Total “Income” for purposes of the Test
If the Total is $0 or negative, the indication on the monthly test is that you should receive the maximum monthly pension. If it is a positive number but less than the maximum monthly pension, you may be entitled to a partial award.
And best of all, 100% of what you pay to a nursing home or for homecare and at least 75% of what you pay to an Assisted Living is considered a Monthly Medical Expense. As long as you are paying for it, and you are not being reimbursed for the expense, you can deduct it to meet this test.
Test 2 - Asset Test What are your total Assets excluding your home & car? On www.va.gov, they give you an example of the maximum amount of asset you can have - $80,000 for a married couple and $60,000 for a single person. However, it is just that, AN EXAMPLE. The actual amount of assets you can have can be higher or lower. Be aware that although the VA does reserves the right to deny benefits based on “Excessive Net Worth”, it is free to apply and you can inform the VA of your declining assets.
Additional Rules for a Surviving Spouse of a Veteran To be a surviving spouse, you must have been married to the veteran at the time of his death. If a surviving spouse of a veteran subsequently remarried and divorced the second spouse, as long as that divorce was finalized pre Nov 1, 1990, you can claim benefits under the first spouses service.
Ill Spouse of a Well Veteran - What if the Veteran is well and driving but the spouse has large medical expenses? While its not Aid and Attendance, there is a pension available for this situation. The maximum award in 2012 is $1,336. The criteria are the same as for Aid and Attendance except it is solely based on the financial situation of the married couple (i.e. No requirement for the veteran to need the attendance of another person).
For representation before the VA, ERBC refers to Servaes Consulting Group, LLC so you can be assisted by a VA Accredited Agent.

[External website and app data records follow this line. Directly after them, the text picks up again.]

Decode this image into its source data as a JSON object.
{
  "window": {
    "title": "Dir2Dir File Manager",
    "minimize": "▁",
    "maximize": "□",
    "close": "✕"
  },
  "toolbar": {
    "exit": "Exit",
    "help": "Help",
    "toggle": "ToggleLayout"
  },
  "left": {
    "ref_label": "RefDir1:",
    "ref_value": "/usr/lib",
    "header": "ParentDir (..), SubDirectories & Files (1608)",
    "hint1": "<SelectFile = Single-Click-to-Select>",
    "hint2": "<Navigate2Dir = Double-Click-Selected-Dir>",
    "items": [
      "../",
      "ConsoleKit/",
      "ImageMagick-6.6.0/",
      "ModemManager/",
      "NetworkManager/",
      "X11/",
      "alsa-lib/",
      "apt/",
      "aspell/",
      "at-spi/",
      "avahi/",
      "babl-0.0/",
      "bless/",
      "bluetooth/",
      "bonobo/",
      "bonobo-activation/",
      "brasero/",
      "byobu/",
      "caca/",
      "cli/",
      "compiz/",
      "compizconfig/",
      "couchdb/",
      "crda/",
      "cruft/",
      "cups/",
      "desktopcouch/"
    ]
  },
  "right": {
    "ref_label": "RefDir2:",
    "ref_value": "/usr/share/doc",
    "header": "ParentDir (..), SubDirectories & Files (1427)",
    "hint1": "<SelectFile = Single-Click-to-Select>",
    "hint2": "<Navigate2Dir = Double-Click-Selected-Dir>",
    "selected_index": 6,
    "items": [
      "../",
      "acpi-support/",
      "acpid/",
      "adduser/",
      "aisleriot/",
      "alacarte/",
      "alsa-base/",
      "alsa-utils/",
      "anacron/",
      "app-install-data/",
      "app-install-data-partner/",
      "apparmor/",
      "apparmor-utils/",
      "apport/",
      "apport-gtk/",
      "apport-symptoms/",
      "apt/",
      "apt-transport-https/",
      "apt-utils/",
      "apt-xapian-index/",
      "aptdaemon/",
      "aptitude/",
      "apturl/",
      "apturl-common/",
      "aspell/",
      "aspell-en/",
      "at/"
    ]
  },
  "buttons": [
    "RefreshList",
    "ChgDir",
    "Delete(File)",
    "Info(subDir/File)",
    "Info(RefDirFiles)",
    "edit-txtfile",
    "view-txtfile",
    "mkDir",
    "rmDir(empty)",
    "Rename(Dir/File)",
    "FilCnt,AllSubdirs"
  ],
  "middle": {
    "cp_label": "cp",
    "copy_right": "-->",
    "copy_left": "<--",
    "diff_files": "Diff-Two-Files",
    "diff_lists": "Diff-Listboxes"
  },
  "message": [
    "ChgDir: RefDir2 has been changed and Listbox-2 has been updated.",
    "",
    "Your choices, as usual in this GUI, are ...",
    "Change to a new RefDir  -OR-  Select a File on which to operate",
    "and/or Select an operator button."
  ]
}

Neither Elder Resource Benefits Consulting nor the Servaes Consulting Group, LLC is affiliated with the Department of Veterans Affairs or any other government agency. Elder Resource Benefits Consulting and the Servaes Consulting Group, LLC are not Veterans Services Organizations.